Weight gain after tonsillectomy: myth or reality? Interpreting research responsibly

Otolaryngol Head Neck Surg. 2011 Jun;144(6):855-7. doi: 10.1177/0194599811406674. Epub 2011 Apr 22.

Abstract

Excessive weight gain after tonsillectomy has been described by a handful of studies since as early as 1988 and, in recent years, mostly with variable study design, methods, and baseline weight of the subjects. Although most otolaryngologists have likely been asked whether tonsillectomy may lead to weight gain by parents and caretakers, there has been very limited research on this issue, and certainly no causal effect has been established by existing research. Awareness and counseling based on what has been described are relevant as a part of preoperative counseling. However, it is critical that our national epidemic of excessive weight gain in children and adolescents not be simply reduced to a matter of tonsillectomy but be understood as a multifactorial and complex issue. To study this topic well requires commitment to well-designed studies assessing caloric intake and expenditure, metabolic changes, and prospective growth measurements.

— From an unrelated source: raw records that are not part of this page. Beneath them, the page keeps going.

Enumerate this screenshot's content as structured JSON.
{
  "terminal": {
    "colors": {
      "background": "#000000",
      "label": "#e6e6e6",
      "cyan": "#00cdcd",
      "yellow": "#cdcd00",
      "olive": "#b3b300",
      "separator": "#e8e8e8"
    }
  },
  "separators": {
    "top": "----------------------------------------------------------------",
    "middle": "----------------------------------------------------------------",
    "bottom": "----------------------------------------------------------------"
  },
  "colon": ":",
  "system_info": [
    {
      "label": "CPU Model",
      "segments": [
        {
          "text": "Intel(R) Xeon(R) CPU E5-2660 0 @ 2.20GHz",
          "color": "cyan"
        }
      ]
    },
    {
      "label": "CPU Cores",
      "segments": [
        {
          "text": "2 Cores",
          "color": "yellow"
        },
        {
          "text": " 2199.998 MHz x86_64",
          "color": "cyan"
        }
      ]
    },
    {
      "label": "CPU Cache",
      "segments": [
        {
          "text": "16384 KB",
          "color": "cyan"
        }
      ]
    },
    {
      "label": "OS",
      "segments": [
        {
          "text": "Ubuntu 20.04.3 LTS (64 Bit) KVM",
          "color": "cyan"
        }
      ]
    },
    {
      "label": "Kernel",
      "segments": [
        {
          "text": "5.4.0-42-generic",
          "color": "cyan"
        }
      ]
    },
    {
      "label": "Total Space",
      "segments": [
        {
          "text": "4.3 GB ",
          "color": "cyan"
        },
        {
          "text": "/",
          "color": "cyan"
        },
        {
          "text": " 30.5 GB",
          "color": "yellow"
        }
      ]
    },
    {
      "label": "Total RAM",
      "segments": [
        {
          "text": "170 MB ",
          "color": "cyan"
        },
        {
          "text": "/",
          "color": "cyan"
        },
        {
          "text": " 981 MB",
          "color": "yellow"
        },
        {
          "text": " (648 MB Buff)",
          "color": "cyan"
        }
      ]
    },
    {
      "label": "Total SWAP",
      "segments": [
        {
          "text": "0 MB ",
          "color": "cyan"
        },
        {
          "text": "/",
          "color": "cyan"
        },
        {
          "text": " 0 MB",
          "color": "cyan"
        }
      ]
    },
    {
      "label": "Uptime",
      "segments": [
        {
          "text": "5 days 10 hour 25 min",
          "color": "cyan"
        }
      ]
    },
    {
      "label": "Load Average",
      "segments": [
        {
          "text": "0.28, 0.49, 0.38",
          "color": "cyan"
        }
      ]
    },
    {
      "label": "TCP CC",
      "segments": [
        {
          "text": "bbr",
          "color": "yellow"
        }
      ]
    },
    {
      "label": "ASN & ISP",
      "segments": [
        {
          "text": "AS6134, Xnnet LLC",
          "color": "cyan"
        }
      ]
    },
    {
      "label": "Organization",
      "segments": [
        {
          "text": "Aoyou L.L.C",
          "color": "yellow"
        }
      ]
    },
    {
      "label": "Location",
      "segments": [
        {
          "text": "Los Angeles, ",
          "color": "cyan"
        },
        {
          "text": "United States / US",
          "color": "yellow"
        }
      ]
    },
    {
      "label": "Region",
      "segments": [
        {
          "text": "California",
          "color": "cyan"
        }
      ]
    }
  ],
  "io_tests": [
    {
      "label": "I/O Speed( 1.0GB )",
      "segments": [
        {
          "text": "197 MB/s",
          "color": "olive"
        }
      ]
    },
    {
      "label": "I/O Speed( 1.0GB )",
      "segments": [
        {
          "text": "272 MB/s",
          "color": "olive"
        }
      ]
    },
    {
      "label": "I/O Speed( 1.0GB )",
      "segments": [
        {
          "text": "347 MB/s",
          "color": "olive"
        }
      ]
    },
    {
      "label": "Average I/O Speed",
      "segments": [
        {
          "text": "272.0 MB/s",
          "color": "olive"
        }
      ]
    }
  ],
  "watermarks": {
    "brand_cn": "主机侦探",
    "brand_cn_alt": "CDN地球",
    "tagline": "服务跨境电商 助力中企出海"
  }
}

Mechanisms for weight gain, even if excessive during the 12 months after tonsillectomy surgery, are far from being elucidated.

Publication types

  • Comment
  • Review

MeSH terms

  • Biomedical Research*
  • Global Health
  • Humans
  • Incidence
  • Obesity / epidemiology*
  • Obesity / etiology
  • Risk Factors
  • Tonsillectomy / adverse effects*
  • Weight Gain*